Ibid., 77 Back
Committee on Standards in Public Life, Annual Report 2012-13 (August
2013), 14-15. Back
Richard Cowell, James Downe, and Karen Morgan, 'The Ethical Framework
for Local Government' Public Management Review, 13:3 (2011),
433-457, 435. Back
Cited in Macaulay and Lawton, n.10 above, 480. Back
Cm.6407, paras 353-5. Back
Macaulay and Lawton, n.10 above, 480. Back
Committee on Standards in Public Life, Annual Report 2012-13 (August
2013), 14-16. Back
HC60-1, Para 47. Back
Richard Cowell, James Downe, and Karen Morgan, 'The Ethical Framework
for Local Government' Public Management Review, 13:3 (2011),
433-457, 443. Back
E.g. Herefordshire Council.https://www.herefordshire.gov.uk/government-citizens-and-rights/democracy/standards-and-ethics/standards-panel-reports.See
also Michael Macauley, Gary Hickey, Norjahan Begun, Preparing
for the New Standards Regime in English Local Government (Middlesbrough,
Teeside University, 2012). Back
Cm.3072-1, 45. Back
Under Section 100A(4) of the Local Government Act 1972. Back
On 30 August 2013, the Administrative Court granted permission
to appeal against a Localism Act standards regime decision under
the terms of the European Convention on Human Rights (including
freedom of expression; standards committee is neither independent
nor impartial). Back
Local Government Lawyer and Freeth Cartwright LLP survey.Cited
in 'Raising the standards', Local Government Lawyer, 17
Committee on Standards in Public Life, Annual Report 2012-13 (August
2013), 15. Back
e.g. 'Lawyers in Local Government echoes concerns over standards

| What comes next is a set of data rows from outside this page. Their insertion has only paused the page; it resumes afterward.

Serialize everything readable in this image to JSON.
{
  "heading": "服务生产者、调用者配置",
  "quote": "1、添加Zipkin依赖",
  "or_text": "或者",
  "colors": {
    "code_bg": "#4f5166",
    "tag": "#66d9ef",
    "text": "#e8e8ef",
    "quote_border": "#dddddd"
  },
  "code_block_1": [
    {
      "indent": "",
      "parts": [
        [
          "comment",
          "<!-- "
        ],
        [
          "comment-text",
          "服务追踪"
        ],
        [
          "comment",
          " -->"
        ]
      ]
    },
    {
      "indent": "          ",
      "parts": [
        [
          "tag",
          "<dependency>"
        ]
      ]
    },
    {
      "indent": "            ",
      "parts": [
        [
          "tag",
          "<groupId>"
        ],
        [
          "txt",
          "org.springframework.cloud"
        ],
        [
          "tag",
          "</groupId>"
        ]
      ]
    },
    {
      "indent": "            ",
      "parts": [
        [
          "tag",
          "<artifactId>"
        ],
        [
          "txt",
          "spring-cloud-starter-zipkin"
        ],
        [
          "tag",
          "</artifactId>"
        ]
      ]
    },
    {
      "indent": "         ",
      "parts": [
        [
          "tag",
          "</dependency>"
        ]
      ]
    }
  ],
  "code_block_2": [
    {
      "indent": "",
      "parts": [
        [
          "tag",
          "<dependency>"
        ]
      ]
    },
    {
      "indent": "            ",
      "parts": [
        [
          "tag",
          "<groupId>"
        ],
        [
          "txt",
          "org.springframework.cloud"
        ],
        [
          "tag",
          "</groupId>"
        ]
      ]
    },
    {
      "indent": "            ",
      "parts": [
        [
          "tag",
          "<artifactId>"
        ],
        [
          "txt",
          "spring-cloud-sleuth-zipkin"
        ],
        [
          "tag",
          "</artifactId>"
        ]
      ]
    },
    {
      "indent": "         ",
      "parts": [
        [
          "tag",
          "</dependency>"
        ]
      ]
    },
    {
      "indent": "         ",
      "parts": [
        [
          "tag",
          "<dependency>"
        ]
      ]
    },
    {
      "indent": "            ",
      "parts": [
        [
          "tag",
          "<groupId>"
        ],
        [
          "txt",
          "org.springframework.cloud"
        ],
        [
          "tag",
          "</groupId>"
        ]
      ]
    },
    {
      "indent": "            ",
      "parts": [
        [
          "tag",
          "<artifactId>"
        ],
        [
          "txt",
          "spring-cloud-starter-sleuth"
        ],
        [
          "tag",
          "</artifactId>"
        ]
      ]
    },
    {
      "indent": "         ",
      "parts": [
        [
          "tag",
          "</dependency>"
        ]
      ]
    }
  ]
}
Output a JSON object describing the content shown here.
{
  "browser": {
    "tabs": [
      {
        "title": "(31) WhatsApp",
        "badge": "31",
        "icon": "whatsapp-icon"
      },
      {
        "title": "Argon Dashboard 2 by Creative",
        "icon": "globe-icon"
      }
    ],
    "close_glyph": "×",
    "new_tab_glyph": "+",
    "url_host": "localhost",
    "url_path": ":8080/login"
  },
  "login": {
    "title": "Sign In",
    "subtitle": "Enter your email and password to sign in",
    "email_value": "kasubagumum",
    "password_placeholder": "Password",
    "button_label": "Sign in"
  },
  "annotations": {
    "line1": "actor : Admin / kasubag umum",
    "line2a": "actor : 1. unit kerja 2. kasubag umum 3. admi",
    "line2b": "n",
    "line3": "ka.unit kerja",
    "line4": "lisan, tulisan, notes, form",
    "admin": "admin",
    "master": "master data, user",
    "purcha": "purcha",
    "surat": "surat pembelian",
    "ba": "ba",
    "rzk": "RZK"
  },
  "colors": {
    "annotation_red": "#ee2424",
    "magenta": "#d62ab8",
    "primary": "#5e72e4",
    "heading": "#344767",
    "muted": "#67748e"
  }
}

regime', Local Government Lawyer, 02 September 2013. Back
Michael Macaulay and Alan Lawton, n.10 above, 474. Back